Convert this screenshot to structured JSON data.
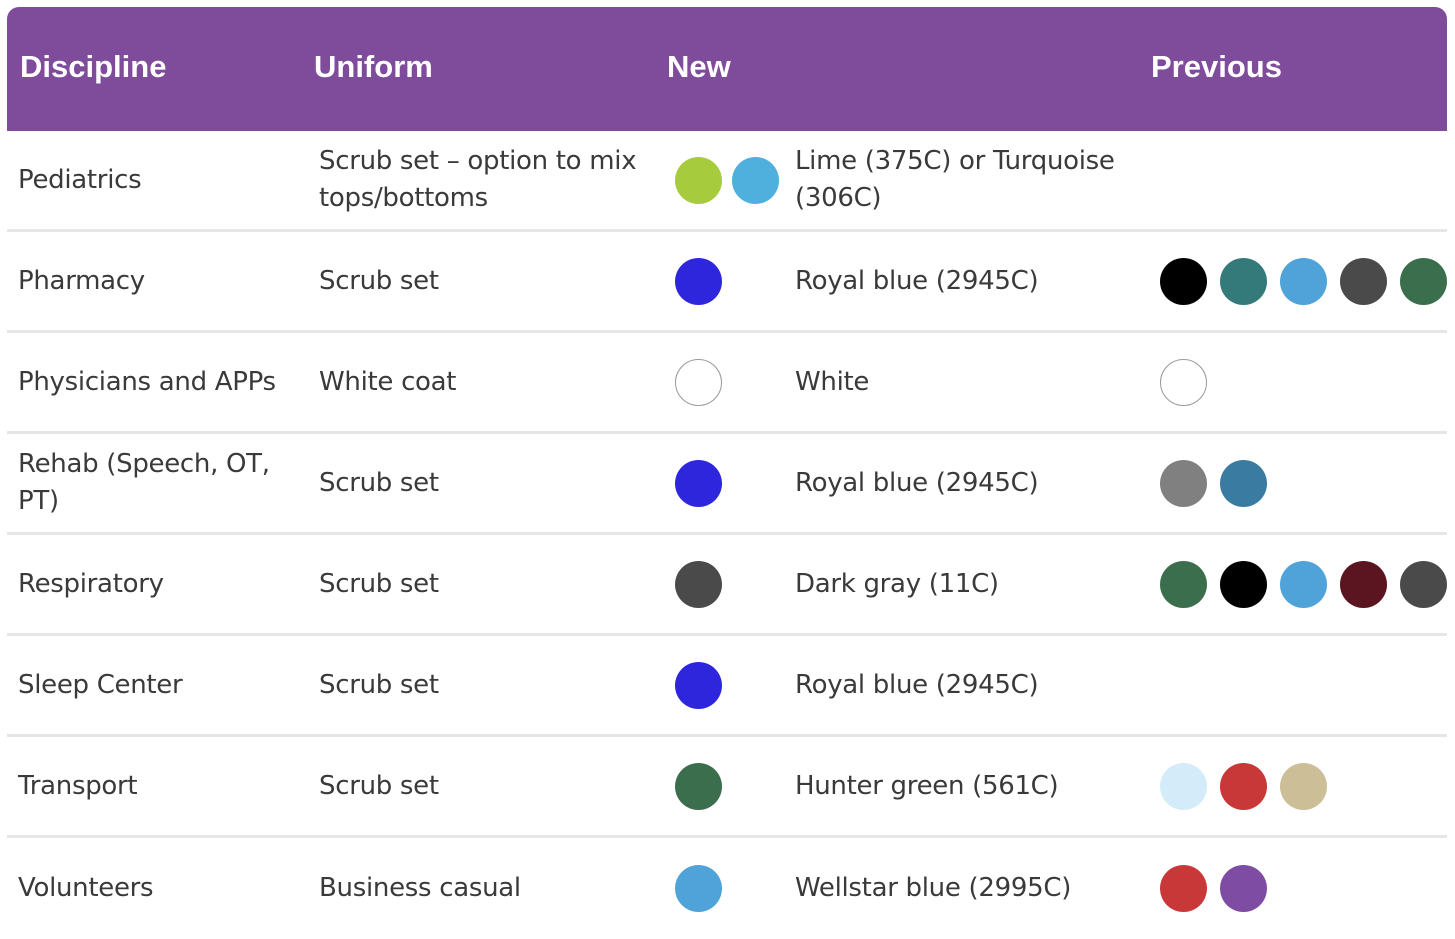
{
  "header": {
    "discipline": "Discipline",
    "uniform": "Uniform",
    "new": "New",
    "previous": "Previous"
  },
  "rows": [
    {
      "discipline": "Pediatrics",
      "uniform": "Scrub set – option to mix tops/bottoms",
      "new_colors": [
        "#a6cb3c",
        "#4fb0dd"
      ],
      "new_name": "Lime (375C) or Turquoise (306C)",
      "previous_colors": []
    },
    {
      "discipline": "Pharmacy",
      "uniform": "Scrub set",
      "new_colors": [
        "#2e26dd"
      ],
      "new_name": "Royal blue (2945C)",
      "previous_colors": [
        "#000000",
        "#357a7a",
        "#4fa3d9",
        "#4a4a4a",
        "#3b6e4c"
      ]
    },
    {
      "discipline": "Physicians and APPs",
      "uniform": "White coat",
      "new_colors": [
        "#ffffff"
      ],
      "new_name": "White",
      "previous_colors": [
        "#ffffff"
      ]
    },
    {
      "discipline": "Rehab (Speech, OT, PT)",
      "uniform": "Scrub set",
      "new_colors": [
        "#2e26dd"
      ],
      "new_name": "Royal blue (2945C)",
      "previous_colors": [
        "#808080",
        "#3a7ba1"
      ]
    },
    {
      "discipline": "Respiratory",
      "uniform": "Scrub set",
      "new_colors": [
        "#4a4a4a"
      ],
      "new_name": "Dark gray (11C)",
      "previous_colors": [
        "#3b6e4c",
        "#000000",
        "#4fa3d9",
        "#5a1520",
        "#4a4a4a"
      ]
    },
    {
      "discipline": "Sleep Center",
      "uniform": "Scrub set",
      "new_colors": [
        "#2e26dd"
      ],
      "new_name": "Royal blue (2945C)",
      "previous_colors": []
    },
    {
      "discipline": "Transport",
      "uniform": "Scrub set",
      "new_colors": [
        "#3b6e4c"
      ],
      "new_name": "Hunter green (561C)",
      "previous_colors": [
        "#d4ecf9",
        "#c93838",
        "#ccbf98"
      ]
    },
    {
      "discipline": "Volunteers",
      "uniform": "Business casual",
      "new_colors": [
        "#4fa3d9"
      ],
      "new_name": "Wellstar blue (2995C)",
      "previous_colors": [
        "#c93838",
        "#7f4ca3"
      ]
    }
  ]
}
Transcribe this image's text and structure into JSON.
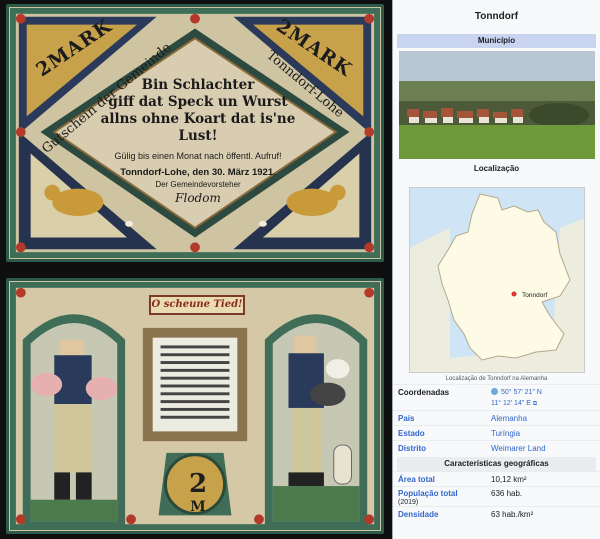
{
  "banknote": {
    "front": {
      "denomination": "2MARK",
      "issuer_arc": "Gutschein der Gemeinde",
      "place_arc": "Tonndorf-Lohe",
      "verse": [
        "Bin Schlachter",
        "giff dat Speck un Wurst",
        "allns ohne Koart dat is'ne Lust!"
      ],
      "validity": "Gülig bis einen Monat nach öffentl. Aufruf!",
      "dateline": "Tonndorf-Lohe, den 30. März 1921.",
      "signer": "Der Gemeindevorsteher",
      "signature": "Flodom"
    },
    "back": {
      "banner": "O scheune Tied!",
      "value": "2",
      "mark": "M"
    }
  },
  "infobox": {
    "title": "Tonndorf",
    "type": "Município",
    "location_heading": "Localização",
    "map_marker_label": "Tonndorf",
    "map_caption": "Localização de Tonndorf na Alemanha",
    "coordinates": {
      "label": "Coordenadas",
      "lat": "50° 57′ 21″ N",
      "lon": "11° 12′ 14″ E",
      "ext": "⧉"
    },
    "rows": [
      {
        "label": "País",
        "value": "Alemanha"
      },
      {
        "label": "Estado",
        "value": "Turíngia"
      },
      {
        "label": "Distrito",
        "value": "Weimarer Land"
      }
    ],
    "geo_section": "Características geográficas",
    "area": {
      "label": "Área total",
      "value": "10,12 km²"
    },
    "population": {
      "label": "População total",
      "year": "(2019)",
      "value": "636 hab."
    },
    "density": {
      "label": "Densidade",
      "value": "63 hab./km²"
    }
  },
  "colors": {
    "note_paper": "#cfc4a2",
    "note_border": "#2d5a4a",
    "infobox_type_bg": "#c8d4f0",
    "link": "#3366cc",
    "map_land": "#fdfbe6",
    "map_sea": "#cfe5f5",
    "marker": "#d33"
  }
}
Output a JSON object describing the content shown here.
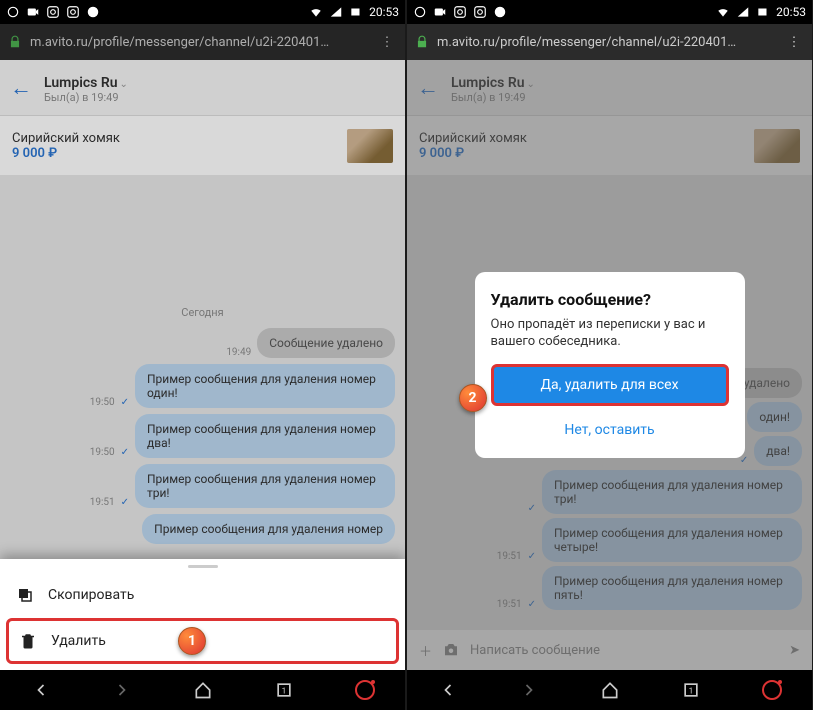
{
  "status": {
    "time": "20:53"
  },
  "url": "m.avito.ru/profile/messenger/channel/u2i-220401…",
  "header": {
    "title": "Lumpics Ru",
    "sub": "Был(а) в 19:49"
  },
  "listing": {
    "name": "Сирийский хомяк",
    "price": "9 000 ₽"
  },
  "date_sep": "Сегодня",
  "messages_left": [
    {
      "time": "19:49",
      "text": "Сообщение удалено",
      "sys": true
    },
    {
      "time": "19:50",
      "check": true,
      "text": "Пример сообщения для удаления номер один!"
    },
    {
      "time": "19:50",
      "check": true,
      "text": "Пример сообщения для удаления номер два!"
    },
    {
      "time": "19:51",
      "check": true,
      "text": "Пример сообщения для удаления номер три!"
    },
    {
      "time": "",
      "text": "Пример сообщения для удаления номер"
    }
  ],
  "messages_right": [
    {
      "time": "",
      "text": "удалено",
      "sys": true
    },
    {
      "time": "",
      "check": true,
      "text": "один!"
    },
    {
      "time": "",
      "check": true,
      "text": "два!"
    },
    {
      "time": "",
      "check": true,
      "text": "Пример сообщения для удаления номер три!"
    },
    {
      "time": "19:51",
      "check": true,
      "text": "Пример сообщения для удаления номер четыре!"
    },
    {
      "time": "19:51",
      "check": true,
      "text": "Пример сообщения для удаления номер пять!"
    }
  ],
  "context": {
    "copy": "Скопировать",
    "delete": "Удалить"
  },
  "dialog": {
    "title": "Удалить сообщение?",
    "text": "Оно пропадёт из переписки у вас и вашего собеседника.",
    "yes": "Да, удалить для всех",
    "no": "Нет, оставить"
  },
  "input": {
    "placeholder": "Написать сообщение"
  },
  "markers": {
    "m1": "1",
    "m2": "2"
  }
}
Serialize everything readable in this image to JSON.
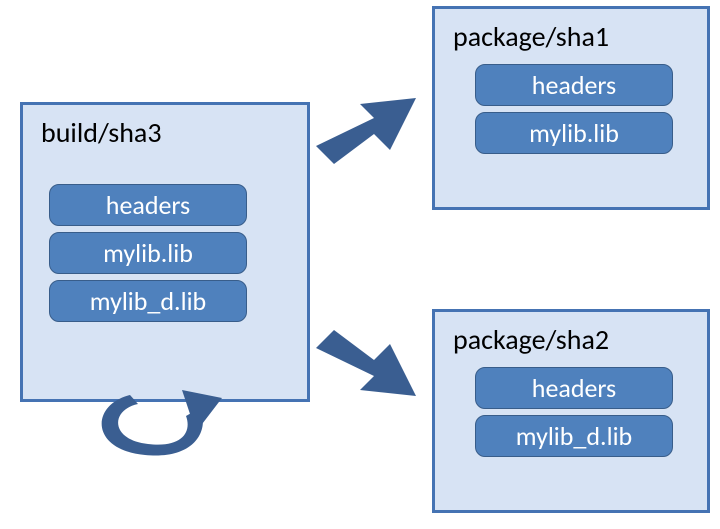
{
  "build": {
    "title": "build/sha3",
    "items": [
      "headers",
      "mylib.lib",
      "mylib_d.lib"
    ]
  },
  "package1": {
    "title": "package/sha1",
    "items": [
      "headers",
      "mylib.lib"
    ]
  },
  "package2": {
    "title": "package/sha2",
    "items": [
      "headers",
      "mylib_d.lib"
    ]
  }
}
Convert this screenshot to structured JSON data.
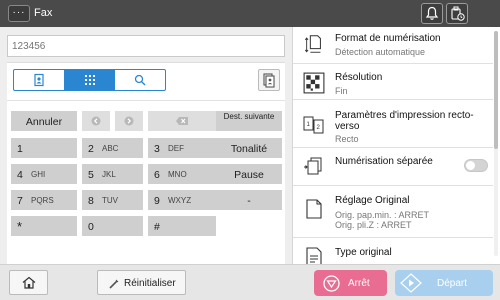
{
  "header": {
    "menu_label": "···",
    "title": "Fax",
    "icons": [
      "bell-icon",
      "device-status-icon"
    ]
  },
  "destination": {
    "value": "123456",
    "tabs": [
      "address-book-icon",
      "keypad-icon",
      "search-icon"
    ],
    "active_tab": "keypad-icon",
    "book_icon": "address-book-icon"
  },
  "keypad": {
    "cancel": "Annuler",
    "dest_next": "Dest. suivante",
    "keys": [
      {
        "num": "1",
        "letters": ""
      },
      {
        "num": "2",
        "letters": "ABC"
      },
      {
        "num": "3",
        "letters": "DEF"
      },
      {
        "num": "4",
        "letters": "GHI"
      },
      {
        "num": "5",
        "letters": "JKL"
      },
      {
        "num": "6",
        "letters": "MNO"
      },
      {
        "num": "7",
        "letters": "PQRS"
      },
      {
        "num": "8",
        "letters": "TUV"
      },
      {
        "num": "9",
        "letters": "WXYZ"
      },
      {
        "num": "*",
        "letters": ""
      },
      {
        "num": "0",
        "letters": ""
      },
      {
        "num": "#",
        "letters": ""
      }
    ],
    "tone": "Tonalité",
    "pause": "Pause",
    "dash": "-"
  },
  "settings": [
    {
      "title": "Format de numérisation",
      "subtitle": "Détection automatique",
      "icon": "scan-size-icon"
    },
    {
      "title": "Résolution",
      "subtitle": "Fin",
      "icon": "resolution-icon"
    },
    {
      "title": "Paramètres d'impression recto-verso",
      "subtitle": "Recto",
      "icon": "duplex-icon"
    },
    {
      "title": "Numérisation séparée",
      "subtitle": "",
      "icon": "separate-scan-icon",
      "toggle": false
    },
    {
      "title": "Réglage Original",
      "subtitle": "Orig. pap.min. : ARRET",
      "subtitle2": "Orig. pli.Z : ARRET",
      "icon": "original-settings-icon"
    },
    {
      "title": "Type original",
      "subtitle": "",
      "icon": "original-type-icon"
    }
  ],
  "footer": {
    "reset": "Réinitialiser",
    "stop": "Arrêt",
    "start": "Départ"
  },
  "colors": {
    "header": "#4a4a4a",
    "accent": "#2a86d1",
    "stop": "#e96d93",
    "start": "#a8cfee"
  }
}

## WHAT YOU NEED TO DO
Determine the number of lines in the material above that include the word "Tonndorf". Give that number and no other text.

## ANSWER TO THIS PROBLEM
5